By Zak Stone
On May 10, researchers at the Mauna Loa Observatory, an atmospheric monitoring facility, sounded the alarm that carbon dioxide levels in the air had now passed 400 parts per million, an arbitrary marker, but signifying the rapidly growing share of the atmosphere that carbon dioxide is claiming--and getting climate change back into the public debate.
In light of that ignominious achievement, commentators are revisiting what exactly that means for a global population of 7 billion humans, who weren't around 3 million years ago, the last time there was this much carbon dioxide in the atmosphere, and a time of zero arctic ice, higher ocean levels, and much hotter weather. The Guardian spoke with climate change expert Lord Nicholas Stern, who issued some severe warnings about what the future could look like, assuming nothing changes.

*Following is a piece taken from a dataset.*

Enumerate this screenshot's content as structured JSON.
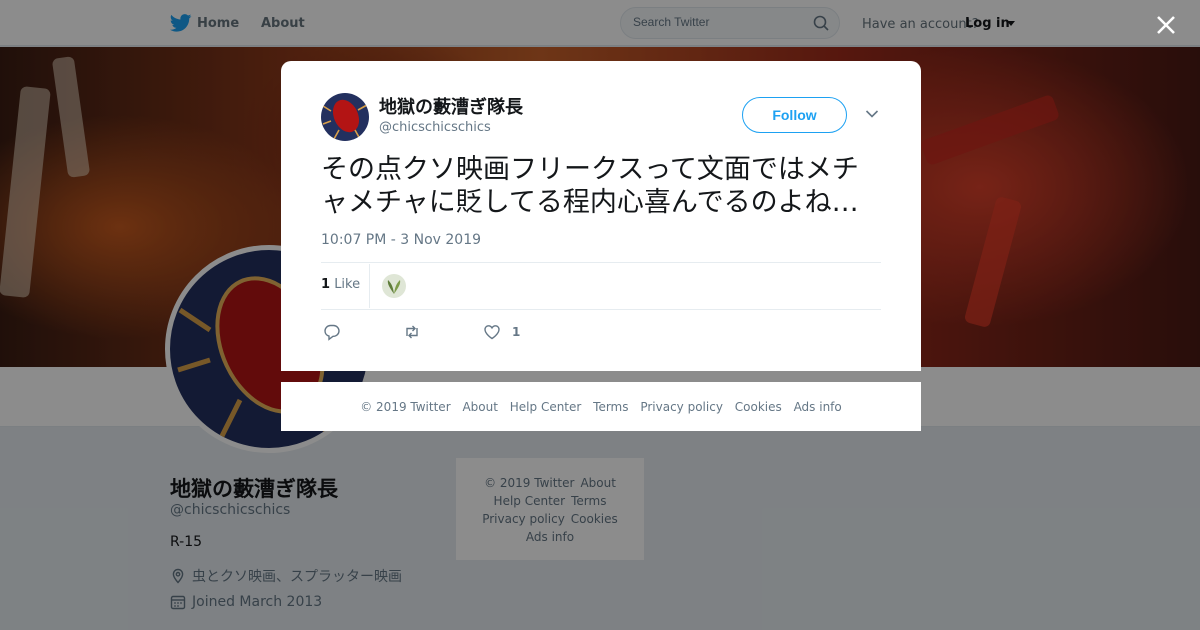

"Hundreds of millions of people will be forced to leave their homelands because their crops and animals will have died. The trouble will come when they try to migrate into new lands, however. That will bring them into armed conflict with people already living there. Nor will it be an occasional occurrence. It could become a permanent feature of life on Earth."
The paper also points out that carbon dioxide is entering the atmosphere faster than ever, at a rate of 2.1 ppm per year, as opposed to 0.7 ppm per year in the 1960s.

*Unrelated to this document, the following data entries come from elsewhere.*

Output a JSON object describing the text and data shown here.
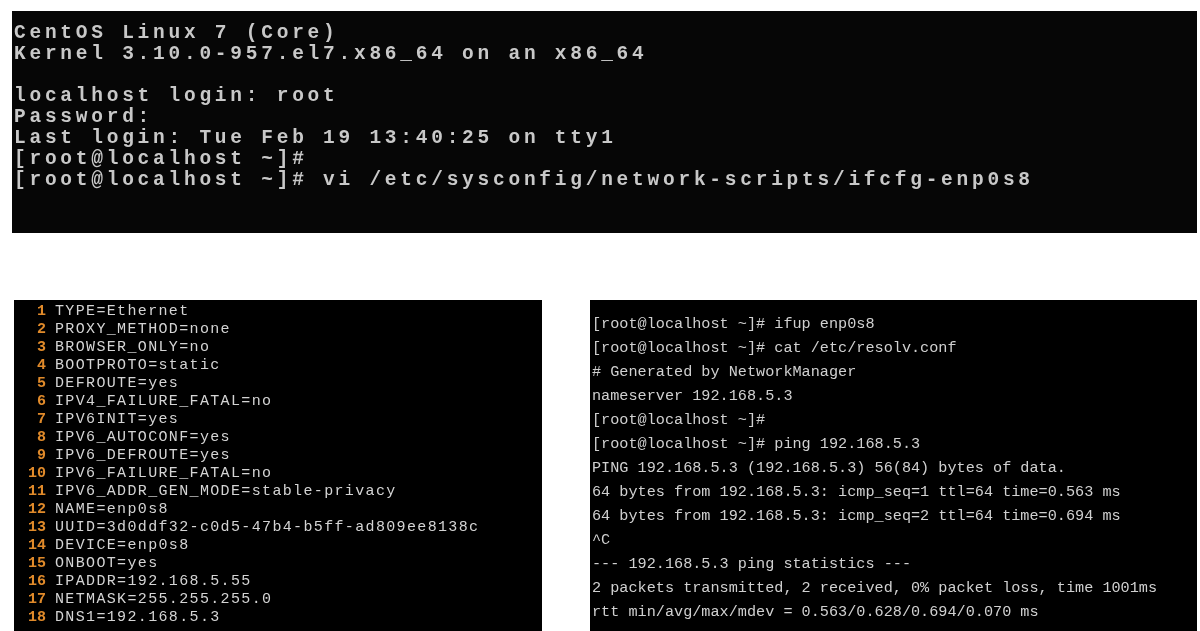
{
  "console": {
    "blocks": [
      [
        "CentOS Linux 7 (Core)",
        "Kernel 3.10.0-957.el7.x86_64 on an x86_64"
      ],
      [
        "localhost login: root",
        "Password:",
        "Last login: Tue Feb 19 13:40:25 on tty1",
        "[root@localhost ~]#",
        "[root@localhost ~]# vi /etc/sysconfig/network-scripts/ifcfg-enp0s8"
      ]
    ]
  },
  "editor": {
    "lines": [
      {
        "number": "1",
        "text": "TYPE=Ethernet"
      },
      {
        "number": "2",
        "text": "PROXY_METHOD=none"
      },
      {
        "number": "3",
        "text": "BROWSER_ONLY=no"
      },
      {
        "number": "4",
        "text": "BOOTPROTO=static"
      },
      {
        "number": "5",
        "text": "DEFROUTE=yes"
      },
      {
        "number": "6",
        "text": "IPV4_FAILURE_FATAL=no"
      },
      {
        "number": "7",
        "text": "IPV6INIT=yes"
      },
      {
        "number": "8",
        "text": "IPV6_AUTOCONF=yes"
      },
      {
        "number": "9",
        "text": "IPV6_DEFROUTE=yes"
      },
      {
        "number": "10",
        "text": "IPV6_FAILURE_FATAL=no"
      },
      {
        "number": "11",
        "text": "IPV6_ADDR_GEN_MODE=stable-privacy"
      },
      {
        "number": "12",
        "text": "NAME=enp0s8"
      },
      {
        "number": "13",
        "text": "UUID=3d0ddf32-c0d5-47b4-b5ff-ad809ee8138c"
      },
      {
        "number": "14",
        "text": "DEVICE=enp0s8"
      },
      {
        "number": "15",
        "text": "ONBOOT=yes"
      },
      {
        "number": "16",
        "text": "IPADDR=192.168.5.55"
      },
      {
        "number": "17",
        "text": "NETMASK=255.255.255.0"
      },
      {
        "number": "18",
        "text": "DNS1=192.168.5.3"
      }
    ]
  },
  "shell": {
    "lines": [
      "[root@localhost ~]# ifup enp0s8",
      "[root@localhost ~]# cat /etc/resolv.conf",
      "# Generated by NetworkManager",
      "nameserver 192.168.5.3",
      "[root@localhost ~]#",
      "[root@localhost ~]# ping 192.168.5.3",
      "PING 192.168.5.3 (192.168.5.3) 56(84) bytes of data.",
      "64 bytes from 192.168.5.3: icmp_seq=1 ttl=64 time=0.563 ms",
      "64 bytes from 192.168.5.3: icmp_seq=2 ttl=64 time=0.694 ms",
      "^C",
      "--- 192.168.5.3 ping statistics ---",
      "2 packets transmitted, 2 received, 0% packet loss, time 1001ms",
      "rtt min/avg/max/mdev = 0.563/0.628/0.694/0.070 ms"
    ]
  }
}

Agricultural failure, more conflict, the uprooting of rural people from the land, and no solutions in sight. Happy 400 ppm, everybody.
Copyright 2013 by Fast Company. Reprinted with permission.